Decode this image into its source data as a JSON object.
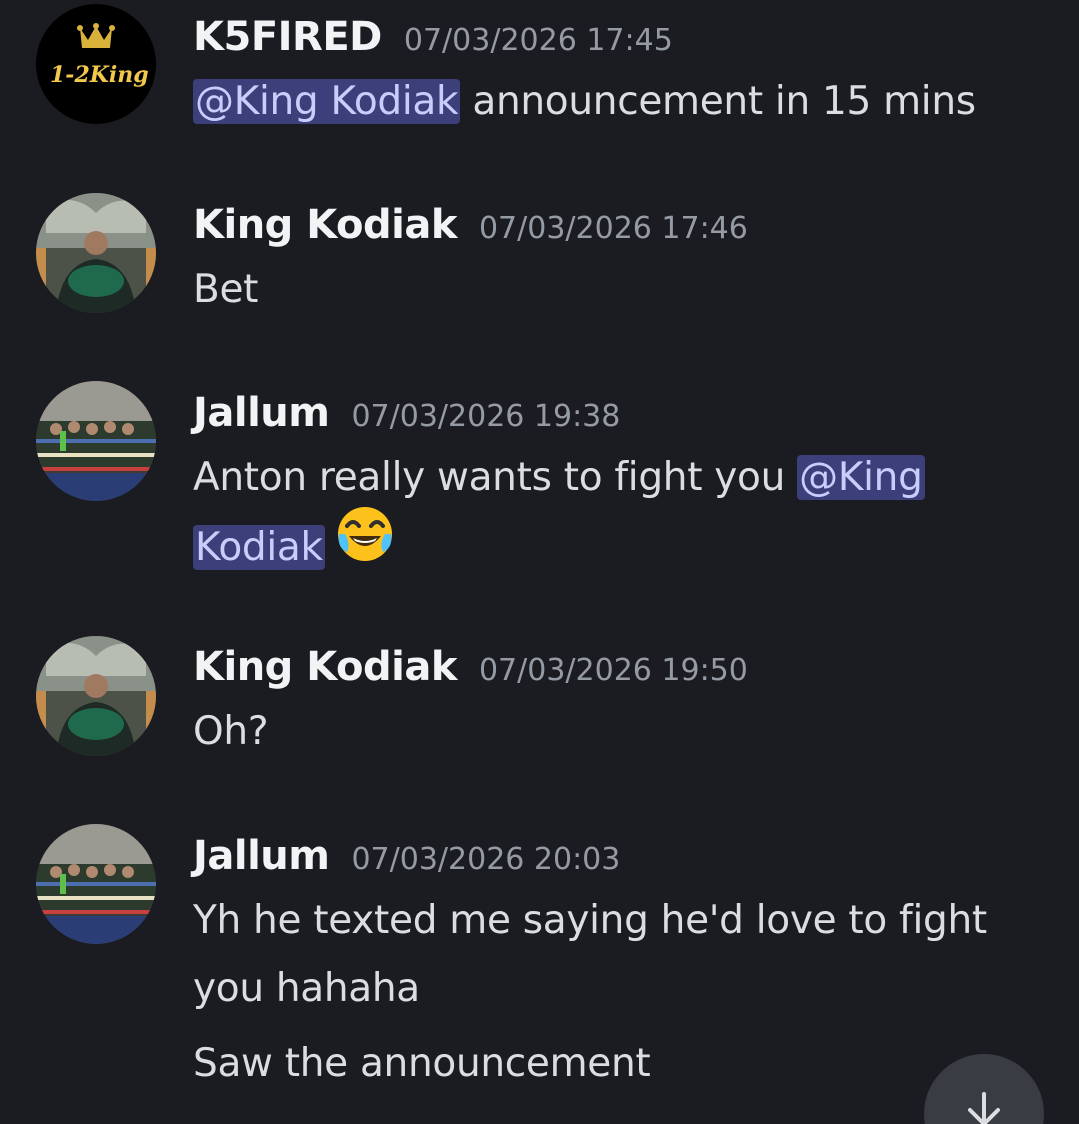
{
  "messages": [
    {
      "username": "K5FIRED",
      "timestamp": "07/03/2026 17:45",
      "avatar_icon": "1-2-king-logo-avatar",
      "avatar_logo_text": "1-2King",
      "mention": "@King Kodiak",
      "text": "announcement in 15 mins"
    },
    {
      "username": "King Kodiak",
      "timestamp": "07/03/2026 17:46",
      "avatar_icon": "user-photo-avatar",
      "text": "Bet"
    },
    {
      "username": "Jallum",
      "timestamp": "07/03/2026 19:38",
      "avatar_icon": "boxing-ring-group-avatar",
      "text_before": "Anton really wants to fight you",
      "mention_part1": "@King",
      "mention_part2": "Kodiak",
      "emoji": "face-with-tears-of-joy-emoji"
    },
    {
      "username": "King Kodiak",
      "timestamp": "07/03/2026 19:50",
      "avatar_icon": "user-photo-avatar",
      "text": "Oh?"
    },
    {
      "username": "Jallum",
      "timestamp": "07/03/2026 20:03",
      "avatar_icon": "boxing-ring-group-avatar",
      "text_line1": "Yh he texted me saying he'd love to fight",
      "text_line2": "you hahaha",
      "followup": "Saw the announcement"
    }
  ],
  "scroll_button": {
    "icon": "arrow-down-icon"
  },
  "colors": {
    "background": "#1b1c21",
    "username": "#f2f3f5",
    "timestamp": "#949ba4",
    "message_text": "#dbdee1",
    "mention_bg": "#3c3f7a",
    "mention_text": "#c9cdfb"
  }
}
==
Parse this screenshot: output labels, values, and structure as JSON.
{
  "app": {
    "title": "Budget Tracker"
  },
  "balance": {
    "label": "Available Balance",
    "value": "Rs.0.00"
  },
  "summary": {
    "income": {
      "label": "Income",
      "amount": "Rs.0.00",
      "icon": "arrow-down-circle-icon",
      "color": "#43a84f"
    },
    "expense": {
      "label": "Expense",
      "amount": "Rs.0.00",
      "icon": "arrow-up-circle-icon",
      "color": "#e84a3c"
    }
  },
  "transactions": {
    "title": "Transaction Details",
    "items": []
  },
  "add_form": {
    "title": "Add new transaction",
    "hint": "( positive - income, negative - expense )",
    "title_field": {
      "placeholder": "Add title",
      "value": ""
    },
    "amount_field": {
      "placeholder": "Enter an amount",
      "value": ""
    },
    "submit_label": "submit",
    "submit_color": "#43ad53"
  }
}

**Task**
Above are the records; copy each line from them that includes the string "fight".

**Result for this exercise**
      "text_before": "Anton really wants to fight you",
      "text_line1": "Yh he texted me saying he'd love to fight",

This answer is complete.